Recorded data
↓↓↓

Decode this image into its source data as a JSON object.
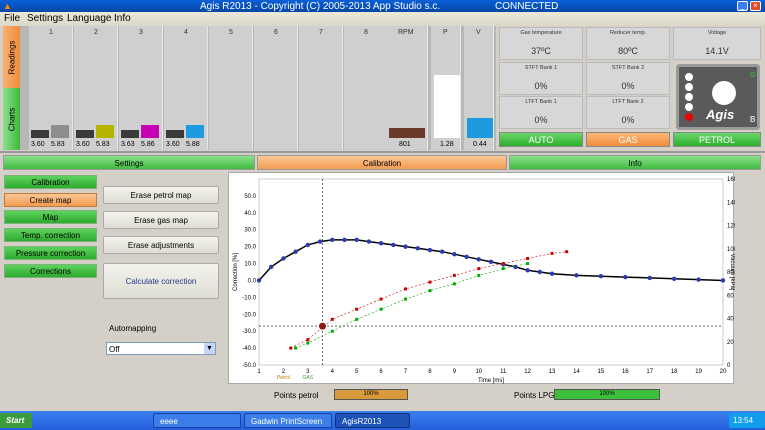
{
  "window": {
    "title": "Agis R2013 - Copyright (C) 2005-2013 App Studio s.c.",
    "status": "CONNECTED"
  },
  "menu": [
    "File",
    "Settings",
    "Language",
    "Info"
  ],
  "side_tabs": {
    "readings": "Readings",
    "charts": "Charts"
  },
  "injectors": [
    {
      "num": "1",
      "petrol": "3.60",
      "gas": "5.83",
      "color": "#8e8e8e"
    },
    {
      "num": "2",
      "petrol": "3.60",
      "gas": "5.83",
      "color": "#b4b400"
    },
    {
      "num": "3",
      "petrol": "3.63",
      "gas": "5.86",
      "color": "#c800b4"
    },
    {
      "num": "4",
      "petrol": "3.60",
      "gas": "5.88",
      "color": "#1e9be0"
    },
    {
      "num": "5"
    },
    {
      "num": "6"
    },
    {
      "num": "7"
    },
    {
      "num": "8"
    }
  ],
  "gauges": {
    "rpm": {
      "label": "RPM",
      "value": "801",
      "color": "#6b3a2a"
    },
    "p": {
      "label": "P",
      "value": "1.28",
      "color": "#ffffff"
    },
    "v": {
      "label": "V",
      "value": "0.44",
      "color": "#1e9be0"
    }
  },
  "stats": {
    "gas_temp": {
      "label": "Gas temperature",
      "value": "37ºC"
    },
    "reducer_temp": {
      "label": "Reducer temp.",
      "value": "80ºC"
    },
    "voltage": {
      "label": "Voltage",
      "value": "14.1V"
    },
    "stft1": {
      "label": "STFT Bank 1",
      "value": "0%"
    },
    "stft2": {
      "label": "STFT Bank 2",
      "value": "0%"
    },
    "ltft1": {
      "label": "LTFT Bank 1",
      "value": "0%"
    },
    "ltft2": {
      "label": "LTFT Bank 2",
      "value": "0%"
    }
  },
  "logo": {
    "text": "Agis",
    "corner_g": "G",
    "corner_b": "B"
  },
  "modes": {
    "auto": "AUTO",
    "gas": "GAS",
    "petrol": "PETROL"
  },
  "tabs": {
    "settings": "Settings",
    "calibration": "Calibration",
    "info": "Info"
  },
  "sidebar": [
    "Calibration",
    "Create map",
    "Map",
    "Temp. correction",
    "Pressure correction",
    "Corrections"
  ],
  "actions": {
    "erase_petrol": "Erase petrol map",
    "erase_gas": "Erase gas map",
    "erase_adj": "Erase adjustments",
    "calc": "Calculate correction"
  },
  "automapping": {
    "label": "Automapping",
    "value": "Off"
  },
  "bottom": {
    "points_petrol_label": "Points petrol",
    "points_petrol_value": "100%",
    "points_lpg_label": "Points LPG",
    "points_lpg_value": "100%"
  },
  "chart_data": {
    "type": "line",
    "xlabel": "Time [ms]",
    "ylabel_left": "Correction [%]",
    "ylabel_right": "Vacuum [kPa]",
    "x_ticks": [
      1,
      2,
      3,
      4,
      5,
      6,
      7,
      8,
      9,
      10,
      11,
      12,
      13,
      14,
      15,
      16,
      17,
      18,
      19,
      20
    ],
    "ylim_left": [
      -50,
      60
    ],
    "y_ticks_left": [
      50.0,
      40.0,
      30.0,
      20.0,
      10.0,
      0.0,
      -10.0,
      -20.0,
      -30.0,
      -40.0,
      -50.0
    ],
    "ylim_right": [
      0,
      160
    ],
    "y_ticks_right": [
      160,
      140,
      120,
      100,
      80,
      60,
      40,
      20,
      0
    ],
    "x_markers": {
      "petrol": "Petrol",
      "gas": "GAS"
    },
    "series": [
      {
        "color": "#000000",
        "points": [
          [
            1,
            0
          ],
          [
            1.5,
            8
          ],
          [
            2,
            13
          ],
          [
            2.5,
            17
          ],
          [
            3,
            21
          ],
          [
            3.5,
            23
          ],
          [
            4,
            24
          ],
          [
            4.5,
            24
          ],
          [
            5,
            24
          ],
          [
            5.5,
            23
          ],
          [
            6,
            22
          ],
          [
            6.5,
            21
          ],
          [
            7,
            20
          ],
          [
            7.5,
            19
          ],
          [
            8,
            18
          ],
          [
            8.5,
            17
          ],
          [
            9,
            15.5
          ],
          [
            9.5,
            14
          ],
          [
            10,
            12.5
          ],
          [
            10.5,
            11
          ],
          [
            11,
            9.5
          ],
          [
            11.5,
            8
          ],
          [
            12,
            6
          ],
          [
            12.5,
            5
          ],
          [
            13,
            4
          ],
          [
            14,
            3
          ],
          [
            15,
            2.5
          ],
          [
            16,
            2
          ],
          [
            17,
            1.5
          ],
          [
            18,
            1
          ],
          [
            19,
            0.5
          ],
          [
            20,
            0
          ]
        ]
      },
      {
        "color": "#cc0000",
        "points": [
          [
            2.3,
            -40
          ],
          [
            3,
            -35
          ],
          [
            4,
            -23
          ],
          [
            5,
            -17
          ],
          [
            6,
            -11
          ],
          [
            7,
            -5
          ],
          [
            8,
            -1
          ],
          [
            9,
            3
          ],
          [
            10,
            7
          ],
          [
            11,
            10
          ],
          [
            12,
            13
          ],
          [
            13,
            16
          ],
          [
            13.6,
            17
          ]
        ]
      },
      {
        "color": "#00aa00",
        "points": [
          [
            2.5,
            -40
          ],
          [
            3,
            -37
          ],
          [
            4,
            -30
          ],
          [
            5,
            -23
          ],
          [
            6,
            -17
          ],
          [
            7,
            -11
          ],
          [
            8,
            -6
          ],
          [
            9,
            -2
          ],
          [
            10,
            3
          ],
          [
            11,
            7
          ],
          [
            12,
            10
          ]
        ]
      }
    ]
  }
}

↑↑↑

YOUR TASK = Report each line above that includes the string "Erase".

YOUR SOLUTION =
    "erase_petrol": "Erase petrol map",
    "erase_gas": "Erase gas map",
    "erase_adj": "Erase adjustments",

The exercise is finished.